A Quiet Kind Of Thunder
Author: Sara Barnard
Publisher: Macmillan Children’s Books
Genre/Themes: YA Fiction, Contemporary, Romance
Release Date: January 12th 2017
Page Count: 320
Format: eARC via NetGalley
*Disclaimer* I was provided an ARC of A Quiet Kind Of Thunder by Sara Barnard through NetGalley and Macmillan Children’s Books in exchange for an honest review. This does not influence my opinion in any way.
A Quiet Kind Of Thunder was the contemporary that I needed right now. I wanted something light and fun and fast-paced, but most of all, I wanted something new and diverse. A Quiet Kind Of Thunder achieved all of these things.
Steffi has been a selective mute for most of her life – she’s been silent for so long that she feels completely invisible. But Rhys, the new boy at school, sees her. He’s deaf, and her knowledge of basic sign language means that she’s assigned to look after him. To Rhys, it doesn’t matter that Steffi doesn’t talk, and as they find ways to communicate, Steffi finds that she does have a voice, and that she’s falling in love with the one person who makes her feel brave enough to use it.
What I Liked
A new perspective. I don’t think I had ever heard of selective mutism until I read this novel. Just by reading the synopsis and seeing it mentioned made me really want to pick this book up in hopes of learning more. After reading the novel and learning that Steffi’s selective mutism was brought on by her severe anxiety, I was extremely glad that I decided to read this novel. I myself struggle with anxiety, and while it isn’t nearly as sever as Steffi’s, it was still really nice to read about a character with similar issues as myself. The moments when we got to see in side her head and her thought process were extremely relatable for me. Thinking of every possible scenario that could happen as a result of one action until you feel like you’re going to be sick is something that I can relate too.
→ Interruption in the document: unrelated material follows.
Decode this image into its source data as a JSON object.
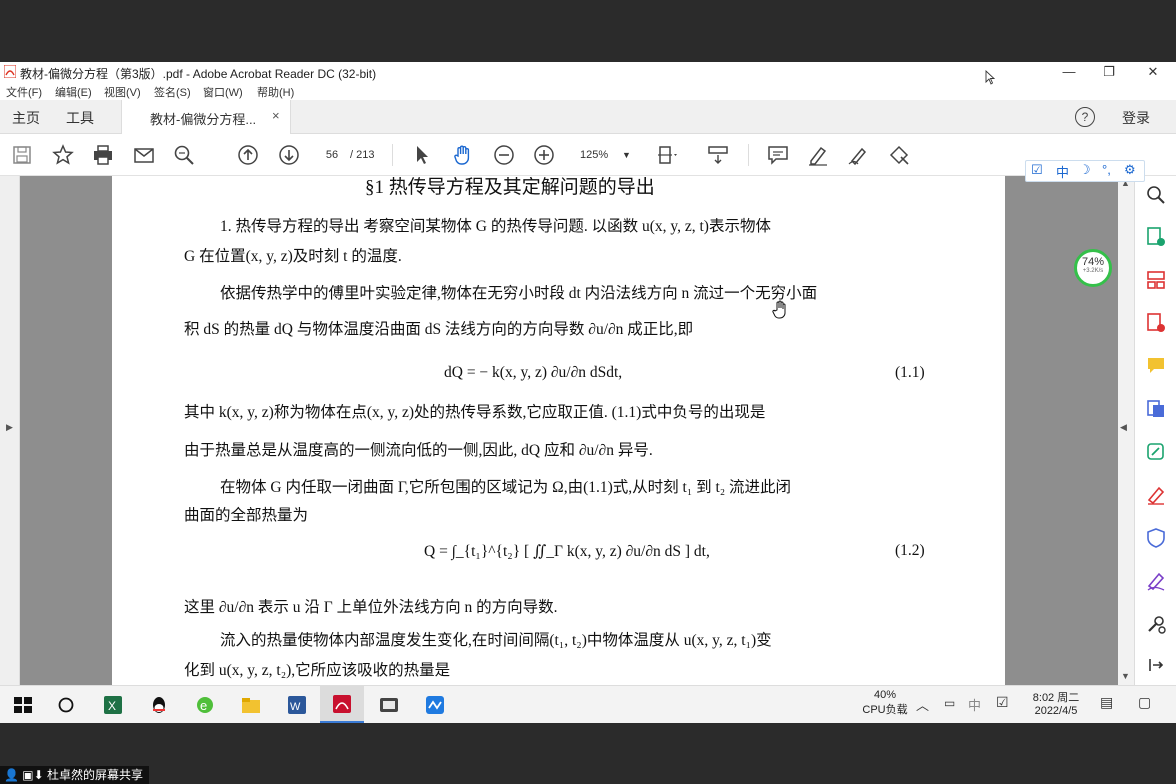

I really enjoyed learning about a new form of anxiety and how Steffi was able to grow despite her condition.
Learning BSL (British Sign Language). I’m not saying I’m now fluent in BSL after reading this book, because that is hardly the case, but I love that A Quiet Kind Of Thunder took us through some of the sign language that makes up BSL. There were some things I knew from my VERY limited knowledge of ASL (American Sign Language), like how to say “I love you” and “thank you”, but each chapter header also included the sign for that corresponding number which I thought was a lovely addition to this novel. There were many moments from throughout the novel where the signs that the characters were speaking with were explained to the reader and I really enjoyed that aspect.
The diversity of characters. I feel like a lot of books, especially young adult, are finally making an effort to include a cast of characters that are diverse and it’s about damn time. A Quiet Kind Of Thunder not only features characters of many different races, but it also features characters with different mental and physical disorders. It goes without saying, novels containing diverse characters, ESPECIALLY in young adult fiction, are beyond important. To be able to find a character or a story that you can relate to is one of the most important things about reading in my opinion.
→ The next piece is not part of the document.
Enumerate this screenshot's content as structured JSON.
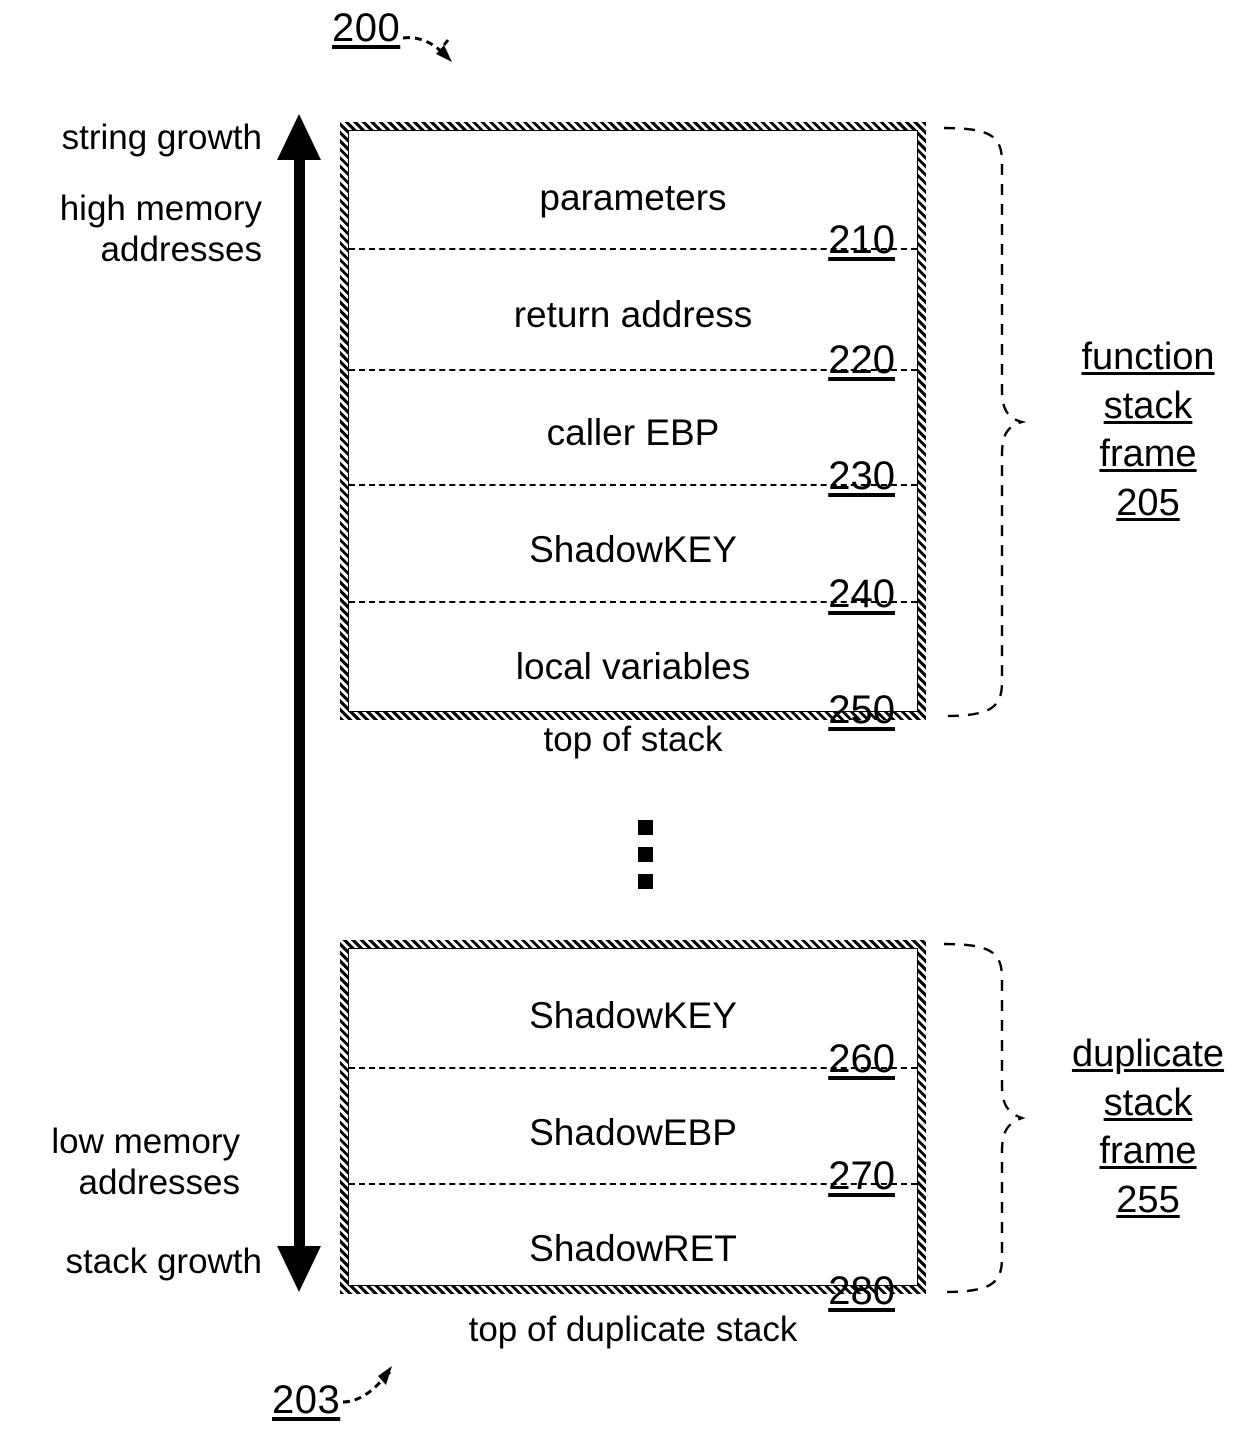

What I Didn’t Like
A little bit of insta-love. It wasn’t as terribly fast as some other stories I’ve read in the past, but the love definitely happened a little too quickly for me. I understand it was supposed to be that little bits of time had passed here and there throughout the story, but it didn’t really feel that way for me. I get that things like love at first sight may exist, and that these two characters definitely had an instant bond, but I kind of wish there was more of a build up to their relationship.
The arguments. There were a few moments where I thought, “are these characters really arguing/fighting about these things right now?”. Some of the problems and arguments felt a little juvenile for me and slightly redundant unfortunately.
While there were a few minor hiccups for me personally, A Quiet Kind Of Thunder was exactly the contemporary that I was looking for. It delivered everything that I had hoped for and it was a fun and fast-paced read. I highly recommend if you’re looking for something new and refreshing in the YA contemporary genre.
About The Author
Sara Barnard lives in Brighton and does all her best writing on trains. She loves books, book people and book things. She has been writing ever since she was too small to reach the ‘on’ switch on the family Amstrad computer. She gets her love of words from her dad, who made sure she always had books to read and introduced her to the wonders of second-hand book shops at a young age. She is the author of Beautiful Broken Things.
Thank you for reading!